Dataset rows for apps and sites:
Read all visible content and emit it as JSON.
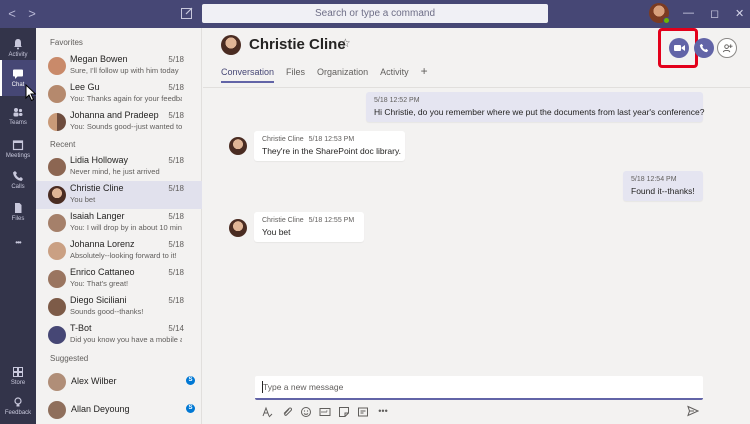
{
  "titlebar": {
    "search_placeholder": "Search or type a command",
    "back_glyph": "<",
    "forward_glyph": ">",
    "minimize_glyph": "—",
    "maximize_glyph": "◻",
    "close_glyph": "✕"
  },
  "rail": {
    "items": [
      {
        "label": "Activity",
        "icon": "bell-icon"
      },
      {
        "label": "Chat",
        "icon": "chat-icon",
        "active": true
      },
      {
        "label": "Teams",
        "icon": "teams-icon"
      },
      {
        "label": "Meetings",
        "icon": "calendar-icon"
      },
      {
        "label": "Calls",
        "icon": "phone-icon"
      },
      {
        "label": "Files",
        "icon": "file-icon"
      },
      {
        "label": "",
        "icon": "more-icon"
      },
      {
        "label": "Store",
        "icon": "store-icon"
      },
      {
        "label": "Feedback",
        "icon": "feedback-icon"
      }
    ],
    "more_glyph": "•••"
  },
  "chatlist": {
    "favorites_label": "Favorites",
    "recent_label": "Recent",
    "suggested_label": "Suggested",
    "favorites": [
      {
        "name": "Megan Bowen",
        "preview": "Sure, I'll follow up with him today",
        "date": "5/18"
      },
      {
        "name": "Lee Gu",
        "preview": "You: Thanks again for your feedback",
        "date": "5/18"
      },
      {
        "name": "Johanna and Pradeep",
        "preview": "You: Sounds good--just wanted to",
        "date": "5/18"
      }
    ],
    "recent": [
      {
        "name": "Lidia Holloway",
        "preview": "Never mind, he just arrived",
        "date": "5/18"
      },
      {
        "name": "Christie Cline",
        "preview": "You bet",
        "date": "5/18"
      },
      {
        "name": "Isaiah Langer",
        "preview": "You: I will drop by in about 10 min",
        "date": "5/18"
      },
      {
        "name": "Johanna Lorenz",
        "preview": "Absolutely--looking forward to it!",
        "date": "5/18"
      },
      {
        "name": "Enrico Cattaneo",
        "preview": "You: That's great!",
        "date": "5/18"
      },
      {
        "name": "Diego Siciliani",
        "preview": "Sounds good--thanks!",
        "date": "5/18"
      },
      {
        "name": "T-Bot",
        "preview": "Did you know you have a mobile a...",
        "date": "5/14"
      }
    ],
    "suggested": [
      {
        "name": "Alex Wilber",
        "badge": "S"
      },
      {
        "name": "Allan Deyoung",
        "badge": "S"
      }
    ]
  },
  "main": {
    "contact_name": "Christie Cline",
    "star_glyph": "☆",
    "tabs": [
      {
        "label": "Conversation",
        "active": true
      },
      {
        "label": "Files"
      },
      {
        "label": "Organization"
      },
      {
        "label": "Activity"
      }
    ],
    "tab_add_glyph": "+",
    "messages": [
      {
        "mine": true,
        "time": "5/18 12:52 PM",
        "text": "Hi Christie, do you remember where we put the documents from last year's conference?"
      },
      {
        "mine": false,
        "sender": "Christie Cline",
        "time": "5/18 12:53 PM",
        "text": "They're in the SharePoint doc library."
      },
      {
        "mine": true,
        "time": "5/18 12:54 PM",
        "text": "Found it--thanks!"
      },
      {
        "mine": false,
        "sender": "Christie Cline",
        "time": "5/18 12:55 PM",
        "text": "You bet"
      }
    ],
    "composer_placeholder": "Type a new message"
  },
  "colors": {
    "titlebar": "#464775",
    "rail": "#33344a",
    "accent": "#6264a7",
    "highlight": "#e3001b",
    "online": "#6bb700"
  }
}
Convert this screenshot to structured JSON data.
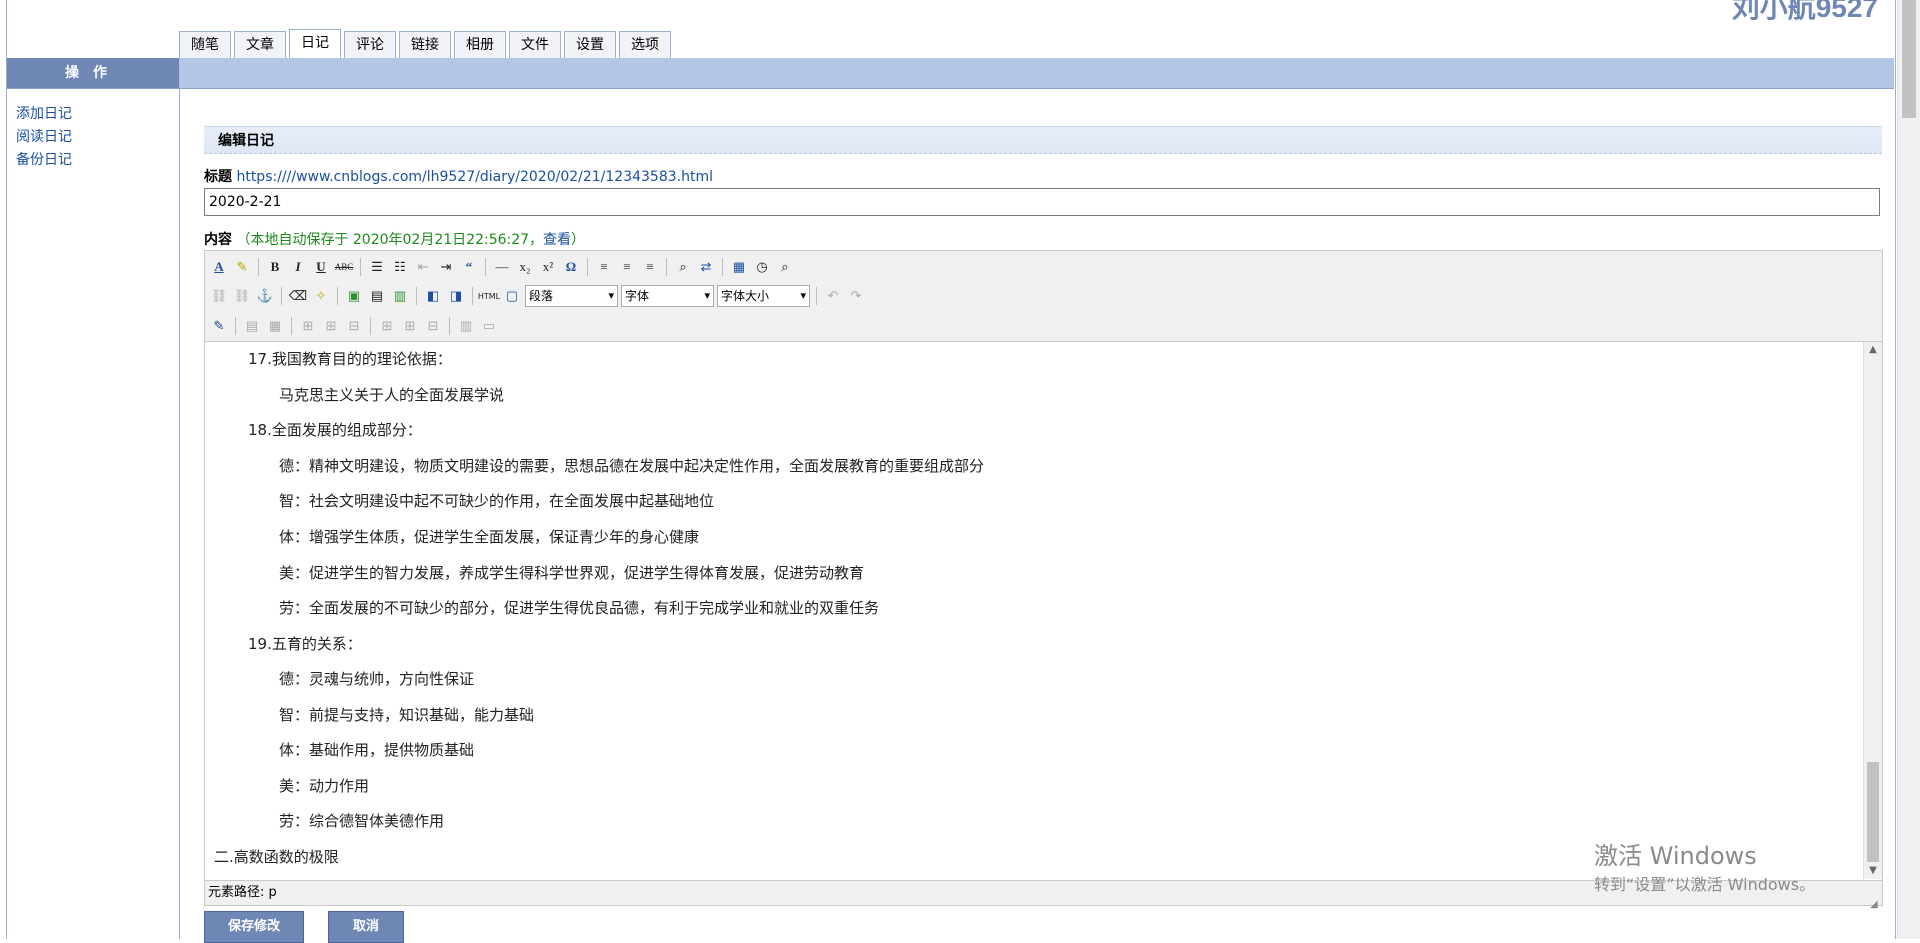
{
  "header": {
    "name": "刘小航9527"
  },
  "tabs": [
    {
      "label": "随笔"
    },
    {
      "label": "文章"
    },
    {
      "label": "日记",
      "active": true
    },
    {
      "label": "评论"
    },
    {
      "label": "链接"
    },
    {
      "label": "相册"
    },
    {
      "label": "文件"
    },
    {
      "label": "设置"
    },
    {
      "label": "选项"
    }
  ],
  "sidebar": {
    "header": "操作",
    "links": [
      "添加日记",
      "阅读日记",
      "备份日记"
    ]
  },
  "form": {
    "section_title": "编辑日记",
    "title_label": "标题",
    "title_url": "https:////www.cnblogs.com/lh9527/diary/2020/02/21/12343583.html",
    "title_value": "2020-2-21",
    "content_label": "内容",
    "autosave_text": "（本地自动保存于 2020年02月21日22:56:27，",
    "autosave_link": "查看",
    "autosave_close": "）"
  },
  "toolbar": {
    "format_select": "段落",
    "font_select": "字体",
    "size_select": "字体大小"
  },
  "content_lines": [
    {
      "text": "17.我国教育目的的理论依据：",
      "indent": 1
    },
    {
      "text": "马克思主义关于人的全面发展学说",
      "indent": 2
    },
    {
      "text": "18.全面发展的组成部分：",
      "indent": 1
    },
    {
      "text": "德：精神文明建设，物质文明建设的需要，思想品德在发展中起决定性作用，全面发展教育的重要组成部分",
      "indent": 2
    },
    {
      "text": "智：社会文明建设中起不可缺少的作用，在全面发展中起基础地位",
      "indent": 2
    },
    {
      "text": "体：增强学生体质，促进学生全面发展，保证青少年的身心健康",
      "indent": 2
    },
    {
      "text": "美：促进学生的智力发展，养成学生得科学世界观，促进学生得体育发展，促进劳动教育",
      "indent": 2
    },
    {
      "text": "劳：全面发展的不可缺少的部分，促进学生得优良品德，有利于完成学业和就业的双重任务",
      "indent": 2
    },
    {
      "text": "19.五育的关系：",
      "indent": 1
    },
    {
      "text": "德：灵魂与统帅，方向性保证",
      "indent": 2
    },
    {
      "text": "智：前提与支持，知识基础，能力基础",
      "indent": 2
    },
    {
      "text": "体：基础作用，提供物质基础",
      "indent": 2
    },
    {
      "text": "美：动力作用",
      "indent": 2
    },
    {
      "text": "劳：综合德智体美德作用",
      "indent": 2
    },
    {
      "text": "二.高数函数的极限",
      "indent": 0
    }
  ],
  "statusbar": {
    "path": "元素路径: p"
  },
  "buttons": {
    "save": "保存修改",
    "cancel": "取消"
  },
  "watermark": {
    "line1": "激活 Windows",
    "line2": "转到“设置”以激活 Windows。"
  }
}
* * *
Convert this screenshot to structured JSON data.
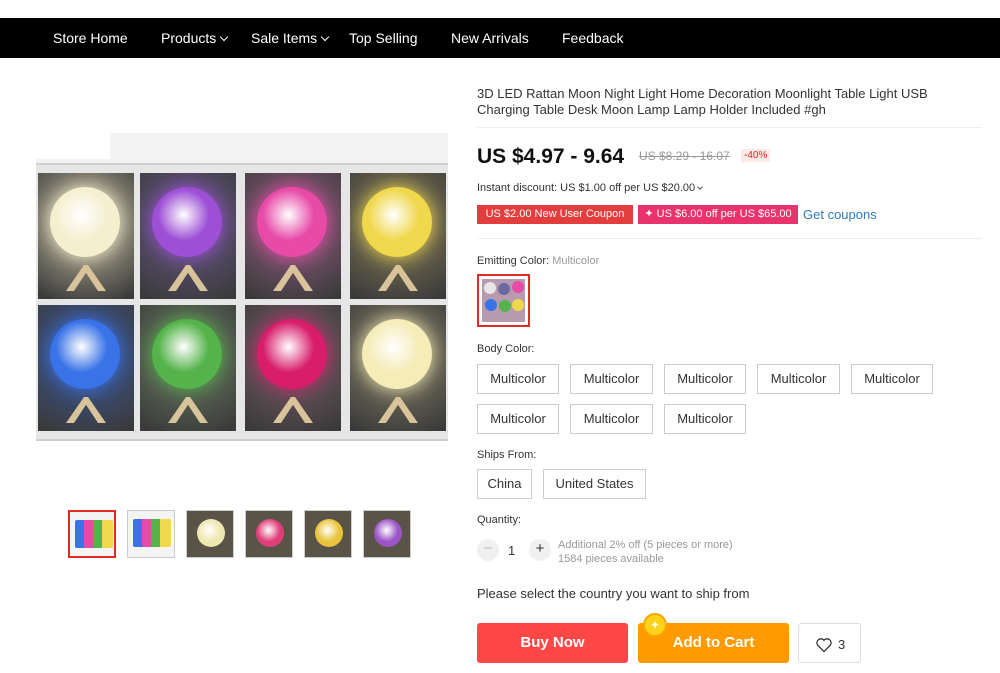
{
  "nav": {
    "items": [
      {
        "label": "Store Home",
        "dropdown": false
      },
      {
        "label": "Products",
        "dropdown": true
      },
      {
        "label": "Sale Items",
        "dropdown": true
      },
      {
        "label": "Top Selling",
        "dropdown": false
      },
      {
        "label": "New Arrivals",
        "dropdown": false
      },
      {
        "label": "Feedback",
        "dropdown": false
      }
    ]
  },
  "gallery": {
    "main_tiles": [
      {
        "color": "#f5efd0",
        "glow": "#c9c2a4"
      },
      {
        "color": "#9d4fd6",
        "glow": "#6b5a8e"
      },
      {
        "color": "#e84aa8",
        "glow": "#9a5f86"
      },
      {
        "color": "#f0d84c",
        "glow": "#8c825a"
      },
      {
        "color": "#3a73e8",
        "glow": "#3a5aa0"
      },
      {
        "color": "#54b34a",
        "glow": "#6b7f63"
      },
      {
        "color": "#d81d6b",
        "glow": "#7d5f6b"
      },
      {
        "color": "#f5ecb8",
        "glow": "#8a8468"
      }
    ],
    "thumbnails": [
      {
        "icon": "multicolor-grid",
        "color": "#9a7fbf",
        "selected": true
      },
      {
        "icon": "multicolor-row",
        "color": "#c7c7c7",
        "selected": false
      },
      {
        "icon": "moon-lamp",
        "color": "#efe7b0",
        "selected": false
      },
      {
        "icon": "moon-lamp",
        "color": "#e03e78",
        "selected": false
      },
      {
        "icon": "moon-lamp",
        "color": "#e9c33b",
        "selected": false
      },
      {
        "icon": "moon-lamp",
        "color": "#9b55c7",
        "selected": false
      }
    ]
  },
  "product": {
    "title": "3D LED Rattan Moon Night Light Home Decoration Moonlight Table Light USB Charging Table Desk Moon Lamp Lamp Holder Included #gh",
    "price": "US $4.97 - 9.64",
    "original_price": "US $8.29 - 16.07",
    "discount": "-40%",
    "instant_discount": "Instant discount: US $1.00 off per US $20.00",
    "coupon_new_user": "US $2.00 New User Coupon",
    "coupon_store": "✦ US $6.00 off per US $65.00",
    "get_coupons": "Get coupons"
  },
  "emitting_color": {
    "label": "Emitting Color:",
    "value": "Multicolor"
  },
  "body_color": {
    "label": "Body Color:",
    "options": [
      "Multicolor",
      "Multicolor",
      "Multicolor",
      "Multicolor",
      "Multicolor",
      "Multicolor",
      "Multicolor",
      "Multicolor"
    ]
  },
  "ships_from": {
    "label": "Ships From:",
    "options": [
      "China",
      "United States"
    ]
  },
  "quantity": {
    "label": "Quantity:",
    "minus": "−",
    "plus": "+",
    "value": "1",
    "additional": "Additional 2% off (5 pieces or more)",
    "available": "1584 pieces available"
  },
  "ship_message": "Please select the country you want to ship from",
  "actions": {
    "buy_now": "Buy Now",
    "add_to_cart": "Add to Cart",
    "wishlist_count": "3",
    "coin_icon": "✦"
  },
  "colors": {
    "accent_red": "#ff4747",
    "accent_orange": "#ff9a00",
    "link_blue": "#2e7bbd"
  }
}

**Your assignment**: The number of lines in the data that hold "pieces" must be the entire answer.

**Output for this exercise**: 2